by Peter Hessler
A volunteer for the Peace Corps, Hessler lived in Fuling, a little town in Sichuan province, on the delta of the Yangtze and Wu rivers, for two years teaching English. As one of the few Westerners in the town since World War II, Hessler becomes the focus of not always kind attention in town, but as he learns more Chinese and more of the Chinese way of doing things, he sees his place more clearly and almost, at times, seems to fit into the daily life there. Of course, nearly everything in China is political: the literature he teaches is used by his students as a springboard to analyze their own lives, even as Hessler learns how hard it is to broach certain subjects in a culture where everyone is brought up to believe the same things.
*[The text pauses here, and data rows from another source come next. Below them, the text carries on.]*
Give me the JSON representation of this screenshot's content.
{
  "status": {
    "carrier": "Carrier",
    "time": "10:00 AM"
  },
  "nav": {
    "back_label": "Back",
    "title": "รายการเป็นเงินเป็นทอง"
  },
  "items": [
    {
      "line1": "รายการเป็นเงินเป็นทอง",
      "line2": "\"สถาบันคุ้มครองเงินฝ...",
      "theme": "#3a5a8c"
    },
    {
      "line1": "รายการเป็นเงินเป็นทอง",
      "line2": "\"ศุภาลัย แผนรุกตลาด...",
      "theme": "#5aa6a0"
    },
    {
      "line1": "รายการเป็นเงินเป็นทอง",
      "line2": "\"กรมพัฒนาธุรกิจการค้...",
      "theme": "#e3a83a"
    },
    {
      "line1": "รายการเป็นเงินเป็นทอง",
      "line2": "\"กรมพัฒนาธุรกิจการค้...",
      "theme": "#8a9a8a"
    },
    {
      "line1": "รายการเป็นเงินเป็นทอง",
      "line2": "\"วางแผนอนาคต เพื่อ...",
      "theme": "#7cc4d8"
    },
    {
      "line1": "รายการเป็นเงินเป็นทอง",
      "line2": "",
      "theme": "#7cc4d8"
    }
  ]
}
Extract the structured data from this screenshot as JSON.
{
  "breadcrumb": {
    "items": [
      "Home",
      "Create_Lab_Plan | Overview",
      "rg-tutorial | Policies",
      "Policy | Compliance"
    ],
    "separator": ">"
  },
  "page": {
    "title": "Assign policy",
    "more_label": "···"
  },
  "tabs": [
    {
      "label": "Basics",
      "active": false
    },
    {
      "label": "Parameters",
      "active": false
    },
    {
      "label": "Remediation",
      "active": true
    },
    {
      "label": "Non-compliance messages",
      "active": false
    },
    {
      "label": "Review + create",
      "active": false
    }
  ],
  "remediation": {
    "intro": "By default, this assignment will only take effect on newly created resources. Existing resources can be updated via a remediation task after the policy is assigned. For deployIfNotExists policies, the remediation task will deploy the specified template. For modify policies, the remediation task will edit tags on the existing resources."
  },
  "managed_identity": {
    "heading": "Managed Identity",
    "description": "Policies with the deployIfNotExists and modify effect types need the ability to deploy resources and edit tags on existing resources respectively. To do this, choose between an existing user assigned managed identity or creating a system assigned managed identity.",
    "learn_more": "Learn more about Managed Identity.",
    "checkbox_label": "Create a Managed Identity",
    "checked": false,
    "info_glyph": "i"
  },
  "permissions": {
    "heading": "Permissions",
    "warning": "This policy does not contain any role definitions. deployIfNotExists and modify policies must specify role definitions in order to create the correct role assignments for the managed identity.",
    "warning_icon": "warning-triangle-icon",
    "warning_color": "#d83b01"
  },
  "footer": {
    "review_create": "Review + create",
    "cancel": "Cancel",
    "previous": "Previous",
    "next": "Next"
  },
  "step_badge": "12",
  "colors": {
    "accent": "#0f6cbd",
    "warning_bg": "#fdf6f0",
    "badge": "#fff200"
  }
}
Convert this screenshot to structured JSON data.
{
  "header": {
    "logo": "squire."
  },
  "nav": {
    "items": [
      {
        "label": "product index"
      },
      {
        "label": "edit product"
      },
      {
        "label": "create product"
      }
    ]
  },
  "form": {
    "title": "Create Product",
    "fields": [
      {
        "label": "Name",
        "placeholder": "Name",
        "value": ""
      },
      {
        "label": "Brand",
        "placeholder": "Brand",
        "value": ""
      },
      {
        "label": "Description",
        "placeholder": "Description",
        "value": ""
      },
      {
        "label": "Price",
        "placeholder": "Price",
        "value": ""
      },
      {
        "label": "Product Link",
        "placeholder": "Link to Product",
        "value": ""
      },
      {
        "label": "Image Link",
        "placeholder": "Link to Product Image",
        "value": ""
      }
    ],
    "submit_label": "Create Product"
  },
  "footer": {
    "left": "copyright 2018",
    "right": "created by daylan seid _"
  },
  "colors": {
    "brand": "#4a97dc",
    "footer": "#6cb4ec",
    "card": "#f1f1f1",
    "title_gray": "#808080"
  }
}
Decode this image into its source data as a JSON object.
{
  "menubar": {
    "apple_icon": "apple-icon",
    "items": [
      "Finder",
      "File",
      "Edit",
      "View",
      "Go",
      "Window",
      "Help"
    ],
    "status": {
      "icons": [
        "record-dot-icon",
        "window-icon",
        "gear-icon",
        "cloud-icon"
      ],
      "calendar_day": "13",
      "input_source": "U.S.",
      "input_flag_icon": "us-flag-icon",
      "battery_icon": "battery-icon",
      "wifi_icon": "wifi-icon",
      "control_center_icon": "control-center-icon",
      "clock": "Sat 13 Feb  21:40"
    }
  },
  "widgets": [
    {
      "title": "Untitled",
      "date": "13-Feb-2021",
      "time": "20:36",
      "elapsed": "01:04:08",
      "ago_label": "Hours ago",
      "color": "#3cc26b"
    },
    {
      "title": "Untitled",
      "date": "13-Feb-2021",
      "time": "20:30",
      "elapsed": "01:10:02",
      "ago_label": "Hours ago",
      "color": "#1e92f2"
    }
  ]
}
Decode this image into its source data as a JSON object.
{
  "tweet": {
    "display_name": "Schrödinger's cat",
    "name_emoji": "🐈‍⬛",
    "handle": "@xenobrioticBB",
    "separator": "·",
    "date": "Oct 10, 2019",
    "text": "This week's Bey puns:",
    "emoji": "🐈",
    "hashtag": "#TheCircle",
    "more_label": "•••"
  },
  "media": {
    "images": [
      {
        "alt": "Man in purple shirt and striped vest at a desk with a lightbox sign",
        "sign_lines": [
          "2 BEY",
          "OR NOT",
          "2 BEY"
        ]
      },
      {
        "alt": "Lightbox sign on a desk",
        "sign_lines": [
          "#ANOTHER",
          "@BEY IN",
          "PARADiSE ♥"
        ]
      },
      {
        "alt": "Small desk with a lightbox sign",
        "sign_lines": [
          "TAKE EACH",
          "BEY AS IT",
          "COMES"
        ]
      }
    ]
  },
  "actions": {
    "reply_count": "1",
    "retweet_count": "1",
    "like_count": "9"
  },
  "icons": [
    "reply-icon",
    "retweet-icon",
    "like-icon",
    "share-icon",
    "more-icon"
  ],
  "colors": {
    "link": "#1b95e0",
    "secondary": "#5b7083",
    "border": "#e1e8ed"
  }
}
Written in calm, meditative prose, this is an excellent entry into the annals of the Westerner-in-China body of memoirs. Hessler is wise beyond his years, and his China (or rather, his Fuling) is never of the sadly typical “oh look how foreign everything is” variety. He recognizes full well how foreign he himself is, and even during his lowest points of cultural contact – when men try to pick fights with him simply because he’s a Westerner – he reports with a detached and reflective eye. He learns rather quickly how to deal with some of the illogical bureaucracy – I enjoyed his clever face-saving solution when confronted with the lie that he was required to get a chest X-ray to participate in a foot race, for example – but he is troubled and bemused by certain other aspects of Chinese culture. He cites the lack of empathy and collectivist thinking that he saw in Chinese crowds, and the disturbing lack of fixed individual values in a culture where “wrong” thinking can become “right” as easily as it takes for an authority to say it. In his own small circle of students and friends, he hears of two deaths, a suicide, and a kidnapping (of a woman to become a forced bride). Near the end of the book, he muses that he can only brush against “the slightest sense of the dizzying past” that informed the values and behaviors that he encounters. His Fuling is, as he says, “a human place,” and that puts his memoir in the top ranks of its kind.